Max Reinhardt

Max Reinhardt, 1873–1943, Austrian theatrical producer and director, originally named Max Goldmann. After acting under Otto Brahm at the Deutsches Theater in Berlin, he managed (1902–5) his own theater, where he produced more than 50 plays. He was director of the Deutsches Theater after 1905 and of the smaller Kammerspiele, which he built in 1906. Reinhardt often used the entire auditorium for a production, seeking to bridge the gap between actor and audience by placing the spectator within the action. He staged gigantic productions, full of pageantry and color, and was especially noted for his direction of mob scenes. His settings, which incorporated the ideas of Appia and Craig, were masterfully executed. Among his world-famous productions were The Lower Depths,A Midsummer Night's Dream,Faust,Oedipus Rex, and The Miracle. He was also one of the first to stage the plays of the expressionists after World War I. In 1919 he opened an enormous arena theater, the Grosses Schauspielhaus ( "Theatre of the Five Thousand" ), and in 1920 he was among the founders of the Salzburg Festival, where he annually staged Everyman with the Austrian Alps as his backdrop. In 1933 he was forced by the Nazis to flee Germany. In the United States he directed a movie version of A Midsummer Night's Dream (1935) and a stage pageant with music by Kurt Weill, The Eternal Road (1934, produced 1937). He became a U.S. citizen in 1940.

See H. Carter, The Theatre of Max Reinhardt (1914, repr. 1964); J. L. Styan, Max Reinhardt (1982).

The Columbia Encyclopedia, 6th ed. Copyright© 2014, The Columbia University Press.

Selected full-text books and articles on this topic
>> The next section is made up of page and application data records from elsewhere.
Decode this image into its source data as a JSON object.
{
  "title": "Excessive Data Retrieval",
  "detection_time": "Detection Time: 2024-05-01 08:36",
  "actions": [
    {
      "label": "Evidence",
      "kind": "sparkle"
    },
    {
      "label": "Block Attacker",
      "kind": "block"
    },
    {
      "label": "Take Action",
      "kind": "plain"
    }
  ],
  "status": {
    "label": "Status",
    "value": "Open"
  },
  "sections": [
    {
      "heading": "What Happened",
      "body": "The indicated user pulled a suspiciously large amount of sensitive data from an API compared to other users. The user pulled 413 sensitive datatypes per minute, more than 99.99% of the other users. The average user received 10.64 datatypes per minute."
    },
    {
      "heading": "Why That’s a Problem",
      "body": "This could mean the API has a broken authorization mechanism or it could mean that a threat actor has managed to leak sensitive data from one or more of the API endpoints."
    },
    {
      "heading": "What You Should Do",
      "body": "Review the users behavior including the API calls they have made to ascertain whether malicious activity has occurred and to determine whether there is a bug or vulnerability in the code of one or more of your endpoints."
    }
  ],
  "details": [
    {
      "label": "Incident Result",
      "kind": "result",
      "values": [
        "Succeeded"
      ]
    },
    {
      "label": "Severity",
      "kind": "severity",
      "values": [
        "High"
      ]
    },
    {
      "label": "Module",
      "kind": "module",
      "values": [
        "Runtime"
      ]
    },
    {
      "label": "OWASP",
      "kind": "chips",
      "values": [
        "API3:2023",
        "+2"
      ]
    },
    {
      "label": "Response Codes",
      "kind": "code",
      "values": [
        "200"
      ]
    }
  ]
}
The Theatre of Max Reinhardt
Huntly Carter.
Benjamin Blom, 1964
Max Reinhardt and His Theatre
Oliver M. Sayler; Mariele S. Gudernatsch.
Brentano's, 1924
The Director and the Stage: From Naturalism to Grotowski
Edward Braun.
Holmes & Meier, 1982
Librarian’s tip: Chap. 7 "Max Reinhardt in Germany and Austria"
The Theatre of the Weimar Republic
John Willett.
Holmes & Meier, 1988
Librarian’s tip: Chap. 3 "Reinhardt, the Bridge to the 1920s"
Directors on Directing: A Source Book of the Modern Theater
Toby Cole; Helen Krich Chinoy.
Bobbs-Merrill, 1963 (Revised edition)
Librarian’s tip: "Max Reinhardt (1873-1943)" begins on p. 296
Theatrical Directors: A Biographical Dictionary
John W. Frick; Stephen M. Vallillo.
Greenwood, 1994
Librarian’s tip: "Max Reinhardt" begins on p. 331
Twentieth-Century German Literature
Harry T. Moore.
Basic Books, 1967
Librarian’s tip: Discussion of Max Reinhardt begins on p. 21
Looking for a topic idea? Use Questia's Topic Generator